Converts the point object from the display object's(local) coordinates to the Stage(global) coordinates.

This method allows you to convert any given x and y coordinates from values that are relative to the origin(0,0) of a specific display object(local coordinates) to values that are relative to the origin of the Stage(global coordinates).

To use this method, first create an instance of the Point class. The x and y values that you assign represent local coordinates because they relate to the origin of the display object.

You then pass the Point instance that you created as the parameter to the localToGlobal() method. The method returns a new Point object with x and y values that relate to the origin of the Stage instead of the origin of the display object.

Parameters:

point

The name or identifier of a point created with the Point class, specifying the x and y coordinates as properties.

Returns:

A Point object with coordinates relative to the Stage.

Defined by EventDispatcher

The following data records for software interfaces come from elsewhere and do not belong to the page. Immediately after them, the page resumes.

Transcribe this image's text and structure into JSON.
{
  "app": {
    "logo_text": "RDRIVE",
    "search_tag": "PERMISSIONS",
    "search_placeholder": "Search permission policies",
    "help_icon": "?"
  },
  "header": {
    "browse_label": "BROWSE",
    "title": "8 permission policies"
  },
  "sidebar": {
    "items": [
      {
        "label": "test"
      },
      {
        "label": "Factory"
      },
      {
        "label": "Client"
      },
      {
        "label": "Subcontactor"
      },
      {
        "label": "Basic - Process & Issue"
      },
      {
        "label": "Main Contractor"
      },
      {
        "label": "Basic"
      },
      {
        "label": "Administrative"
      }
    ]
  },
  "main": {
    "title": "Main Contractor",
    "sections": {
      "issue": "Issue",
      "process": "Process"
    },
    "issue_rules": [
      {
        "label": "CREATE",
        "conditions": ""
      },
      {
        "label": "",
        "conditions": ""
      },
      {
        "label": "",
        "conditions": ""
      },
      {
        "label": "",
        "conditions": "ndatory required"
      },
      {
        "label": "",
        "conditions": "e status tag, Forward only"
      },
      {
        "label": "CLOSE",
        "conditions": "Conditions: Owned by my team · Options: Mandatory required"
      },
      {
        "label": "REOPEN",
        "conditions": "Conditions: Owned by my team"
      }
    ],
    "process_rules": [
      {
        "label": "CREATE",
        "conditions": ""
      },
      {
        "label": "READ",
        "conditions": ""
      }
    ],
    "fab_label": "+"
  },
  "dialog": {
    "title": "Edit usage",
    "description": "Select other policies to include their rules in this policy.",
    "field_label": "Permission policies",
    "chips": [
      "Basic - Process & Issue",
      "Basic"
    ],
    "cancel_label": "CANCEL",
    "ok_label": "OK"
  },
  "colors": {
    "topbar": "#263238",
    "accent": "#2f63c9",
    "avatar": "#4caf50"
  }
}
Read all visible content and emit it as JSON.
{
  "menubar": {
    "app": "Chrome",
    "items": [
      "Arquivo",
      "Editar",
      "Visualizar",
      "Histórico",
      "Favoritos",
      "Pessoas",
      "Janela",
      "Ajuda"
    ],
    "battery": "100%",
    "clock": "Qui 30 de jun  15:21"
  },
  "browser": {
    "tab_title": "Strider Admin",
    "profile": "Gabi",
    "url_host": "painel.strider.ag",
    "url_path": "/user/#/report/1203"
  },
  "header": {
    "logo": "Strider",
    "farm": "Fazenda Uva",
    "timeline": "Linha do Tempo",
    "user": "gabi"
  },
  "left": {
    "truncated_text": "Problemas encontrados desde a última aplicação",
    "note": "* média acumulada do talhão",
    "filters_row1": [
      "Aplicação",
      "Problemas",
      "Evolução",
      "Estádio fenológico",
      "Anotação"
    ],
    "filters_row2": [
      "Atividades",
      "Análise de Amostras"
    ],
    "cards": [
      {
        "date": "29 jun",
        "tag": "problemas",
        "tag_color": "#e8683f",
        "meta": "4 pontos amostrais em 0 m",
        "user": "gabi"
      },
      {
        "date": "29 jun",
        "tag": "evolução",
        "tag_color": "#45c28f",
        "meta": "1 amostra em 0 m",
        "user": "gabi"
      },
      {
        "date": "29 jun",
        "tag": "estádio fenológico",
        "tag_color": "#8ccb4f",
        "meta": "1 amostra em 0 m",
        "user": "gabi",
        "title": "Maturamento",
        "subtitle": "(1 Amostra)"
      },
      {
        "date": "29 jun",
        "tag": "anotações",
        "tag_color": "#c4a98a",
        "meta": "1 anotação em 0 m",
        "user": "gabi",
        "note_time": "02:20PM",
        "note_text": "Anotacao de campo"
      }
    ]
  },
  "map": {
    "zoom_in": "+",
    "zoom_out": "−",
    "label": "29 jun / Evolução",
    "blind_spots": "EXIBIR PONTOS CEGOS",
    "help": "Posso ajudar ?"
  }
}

hasEventListener (type:String):Bool

Checks whether the EventDispatcher object has any listeners registered for a specific type of event. This allows you to determine where an EventDispatcher object has altered handling of an event type in the event flow hierarchy. To determine whether a specific event type actually triggers an event listener, use willTrigger().

The difference between hasEventListener() and willTrigger() is that hasEventListener() examines only the object to which it belongs, whereas willTrigger() examines the entire event flow for the event specified by the type parameter.

When hasEventListener() is called from a LoaderInfo object, only the listeners that the caller can access are considered.

Parameters:

type

The type of event.

Returns:

A value of true if a listener of the specified type is registered; false otherwise.

toString ():String

willTrigger (type:String):Bool

Checks whether an event listener is registered with this EventDispatcher object or any of its ancestors for the specified event type. This method returns true if an event listener is triggered during any phase of the event flow when an event of the specified type is dispatched to this EventDispatcher object or any of its descendants.

The difference between the hasEventListener() and the willTrigger() methods is that hasEventListener() examines only the object to which it belongs, whereas the willTrigger() method examines the entire event flow for the event specified by the type parameter.

When willTrigger() is called from a LoaderInfo object, only the listeners that the caller can access are considered.

Parameters:

type

The type of event.

Returns:

A value of true if a listener of the specified type will be triggered; false otherwise.